The first thing that I noticed is that the interface is fantastic. From the start, everything you need to begin is laid out in a clean, straightforward manner. More advanced features are hidden but accessible through the expandable panel buttons you see in the screenshot. It’s also very customizable, with dark and light themes you can adjust to your preference. Each of the panels can be dragged and placed wherever you like (much like in Photoshop CS3 and up). The command bar at the top can be set to include a button for quick access to any function available in the top menus. Even modifier key settings can be changed to your liking. Customization is a big part of this program and I couldn’t be happier with it.

I was delighted to find that all of the shortcuts were pretty much what I was already accustomed to in Photoshop and other programs. Even better, there are keyboard shortcuts for access to smooth canvas zooming and rotation. Ctrl+Shift and Space+Alt will bring up the tools for Zooming and Canvas Rotation, respectively.

Clip Studio has a nice array of default brushes - again, fully customizable. The ability to adjust brush settings is just about on par with Photoshop’s. Scatter, spacing, texture, custom brush tips, pressure dynamics, it’s pretty much all there.

Clip Studio is so feature rich that it’s way beyond worth its price tag. There are functions for easily setting up comic panels that your drawings are restricted to, every kind of perspective and ruler tool you’d ever need, grid snapping, canvas mirroring, symmetrical drawing, line smoothing, adjustable vector drawing, masks, and even 3D character models that you can place and adjust poses for reference (yes, you read that right).

The only con I can think of right now is that I had a hard time finding nested tools like the rulers and panel options. Once I realized that they were available through tabs in the Sub Tool panel though it was a breeze to use them.

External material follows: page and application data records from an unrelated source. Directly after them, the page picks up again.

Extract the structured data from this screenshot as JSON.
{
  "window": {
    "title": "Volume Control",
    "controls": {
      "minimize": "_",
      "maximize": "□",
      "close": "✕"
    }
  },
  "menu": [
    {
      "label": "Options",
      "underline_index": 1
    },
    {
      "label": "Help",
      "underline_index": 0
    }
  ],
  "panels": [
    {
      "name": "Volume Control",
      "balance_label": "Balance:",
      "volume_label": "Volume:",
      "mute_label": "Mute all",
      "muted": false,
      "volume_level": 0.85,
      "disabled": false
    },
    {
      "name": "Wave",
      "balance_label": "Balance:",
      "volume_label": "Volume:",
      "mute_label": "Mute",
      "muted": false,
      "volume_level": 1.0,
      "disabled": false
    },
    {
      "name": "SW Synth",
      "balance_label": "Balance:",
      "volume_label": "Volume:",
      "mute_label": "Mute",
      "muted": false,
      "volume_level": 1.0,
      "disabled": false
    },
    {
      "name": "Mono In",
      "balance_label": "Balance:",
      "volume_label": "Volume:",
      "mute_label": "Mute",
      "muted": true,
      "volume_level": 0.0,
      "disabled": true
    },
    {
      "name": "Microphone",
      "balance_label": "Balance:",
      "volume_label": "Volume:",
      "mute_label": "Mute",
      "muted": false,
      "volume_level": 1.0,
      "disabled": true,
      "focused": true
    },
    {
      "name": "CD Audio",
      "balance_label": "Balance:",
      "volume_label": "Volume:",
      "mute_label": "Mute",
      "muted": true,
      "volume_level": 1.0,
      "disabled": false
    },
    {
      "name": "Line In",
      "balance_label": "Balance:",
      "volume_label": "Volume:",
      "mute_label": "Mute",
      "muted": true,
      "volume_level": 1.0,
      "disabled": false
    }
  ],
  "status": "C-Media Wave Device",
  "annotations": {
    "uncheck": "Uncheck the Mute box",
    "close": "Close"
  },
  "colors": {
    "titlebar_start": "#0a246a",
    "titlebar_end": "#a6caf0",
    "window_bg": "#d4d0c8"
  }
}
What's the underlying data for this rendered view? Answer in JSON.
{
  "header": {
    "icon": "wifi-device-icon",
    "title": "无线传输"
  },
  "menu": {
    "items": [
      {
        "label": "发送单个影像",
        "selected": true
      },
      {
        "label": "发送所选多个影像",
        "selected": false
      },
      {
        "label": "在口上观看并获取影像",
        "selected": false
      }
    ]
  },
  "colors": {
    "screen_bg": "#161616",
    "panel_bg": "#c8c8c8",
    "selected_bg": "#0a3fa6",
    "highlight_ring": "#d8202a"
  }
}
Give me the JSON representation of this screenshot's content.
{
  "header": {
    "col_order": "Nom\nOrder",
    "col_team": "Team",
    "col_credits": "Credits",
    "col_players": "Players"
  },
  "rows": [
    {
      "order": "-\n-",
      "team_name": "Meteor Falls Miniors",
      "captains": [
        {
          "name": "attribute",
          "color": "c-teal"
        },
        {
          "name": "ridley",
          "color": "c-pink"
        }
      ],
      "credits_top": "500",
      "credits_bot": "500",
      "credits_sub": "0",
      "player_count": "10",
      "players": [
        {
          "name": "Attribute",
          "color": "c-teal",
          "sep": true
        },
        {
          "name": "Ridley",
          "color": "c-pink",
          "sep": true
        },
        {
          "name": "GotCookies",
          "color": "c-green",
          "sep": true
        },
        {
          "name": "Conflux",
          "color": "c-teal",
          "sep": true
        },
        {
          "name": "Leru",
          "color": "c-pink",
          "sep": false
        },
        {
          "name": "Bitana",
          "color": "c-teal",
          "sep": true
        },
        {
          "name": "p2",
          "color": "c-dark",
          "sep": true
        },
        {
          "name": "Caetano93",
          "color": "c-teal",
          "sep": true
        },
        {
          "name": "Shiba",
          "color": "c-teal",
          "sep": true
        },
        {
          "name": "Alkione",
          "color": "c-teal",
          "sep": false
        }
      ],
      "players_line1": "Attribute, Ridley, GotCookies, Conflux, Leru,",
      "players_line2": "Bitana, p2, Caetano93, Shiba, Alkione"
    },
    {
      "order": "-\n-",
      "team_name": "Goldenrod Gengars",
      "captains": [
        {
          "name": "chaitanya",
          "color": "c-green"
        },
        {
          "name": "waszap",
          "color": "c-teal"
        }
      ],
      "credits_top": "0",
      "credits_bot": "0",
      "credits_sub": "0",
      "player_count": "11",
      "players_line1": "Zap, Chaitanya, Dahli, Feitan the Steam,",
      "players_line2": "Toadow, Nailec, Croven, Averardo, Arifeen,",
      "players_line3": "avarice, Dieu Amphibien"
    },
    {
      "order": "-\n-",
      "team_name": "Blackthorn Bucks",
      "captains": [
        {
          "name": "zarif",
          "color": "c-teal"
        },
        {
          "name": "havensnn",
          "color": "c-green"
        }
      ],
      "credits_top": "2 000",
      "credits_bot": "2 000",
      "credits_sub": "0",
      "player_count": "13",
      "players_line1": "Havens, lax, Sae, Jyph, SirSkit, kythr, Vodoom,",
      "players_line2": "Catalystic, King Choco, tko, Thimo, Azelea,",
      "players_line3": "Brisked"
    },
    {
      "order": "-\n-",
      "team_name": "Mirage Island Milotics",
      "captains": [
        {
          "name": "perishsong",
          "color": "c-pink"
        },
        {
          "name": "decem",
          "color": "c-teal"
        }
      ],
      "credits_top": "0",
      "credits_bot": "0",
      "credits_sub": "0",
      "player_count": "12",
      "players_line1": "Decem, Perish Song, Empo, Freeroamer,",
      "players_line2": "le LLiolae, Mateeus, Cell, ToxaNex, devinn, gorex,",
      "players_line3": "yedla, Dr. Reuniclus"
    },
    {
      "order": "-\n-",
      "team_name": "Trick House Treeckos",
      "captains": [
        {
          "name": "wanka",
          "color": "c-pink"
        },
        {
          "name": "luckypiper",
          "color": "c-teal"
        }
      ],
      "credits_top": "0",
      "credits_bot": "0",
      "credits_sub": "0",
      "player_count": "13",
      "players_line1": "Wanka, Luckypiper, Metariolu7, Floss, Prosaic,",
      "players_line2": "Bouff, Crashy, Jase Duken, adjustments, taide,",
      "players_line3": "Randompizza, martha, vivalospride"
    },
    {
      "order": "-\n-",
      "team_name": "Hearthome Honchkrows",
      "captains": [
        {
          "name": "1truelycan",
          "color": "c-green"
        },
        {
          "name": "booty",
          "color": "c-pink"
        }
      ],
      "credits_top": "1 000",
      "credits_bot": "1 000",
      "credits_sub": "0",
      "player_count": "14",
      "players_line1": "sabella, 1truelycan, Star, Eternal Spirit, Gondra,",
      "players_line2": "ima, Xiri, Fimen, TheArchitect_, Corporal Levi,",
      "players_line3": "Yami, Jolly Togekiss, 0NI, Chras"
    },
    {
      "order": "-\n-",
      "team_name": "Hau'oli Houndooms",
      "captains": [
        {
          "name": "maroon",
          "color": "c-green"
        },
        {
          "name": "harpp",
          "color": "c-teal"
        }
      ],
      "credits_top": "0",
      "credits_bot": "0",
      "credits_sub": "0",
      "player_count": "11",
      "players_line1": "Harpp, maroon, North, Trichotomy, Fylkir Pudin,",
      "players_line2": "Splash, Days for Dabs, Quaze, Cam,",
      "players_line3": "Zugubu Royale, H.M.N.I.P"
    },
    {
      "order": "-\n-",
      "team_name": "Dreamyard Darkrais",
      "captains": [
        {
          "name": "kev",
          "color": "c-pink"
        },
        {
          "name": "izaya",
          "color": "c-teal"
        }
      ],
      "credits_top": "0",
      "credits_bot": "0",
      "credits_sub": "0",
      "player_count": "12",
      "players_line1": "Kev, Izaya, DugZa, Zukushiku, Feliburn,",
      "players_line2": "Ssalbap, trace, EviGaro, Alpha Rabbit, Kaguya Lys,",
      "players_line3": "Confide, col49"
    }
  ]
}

Webcomic artists, Clip Studio is a program that will get out of your way and just let you make comics. Heck, anyone interested in digital art should give this a go.

Highly recommended! 10/10, five stars, etc. I will be using this for making Everblue pages from now on. I’ll only be going back to Photoshop for that sweet sweet History Brush and access to the Alpha Channels XD. Thankfully, Clip Studio can also export to Photoshop’s PSD format.

(via flykiwiflyaway)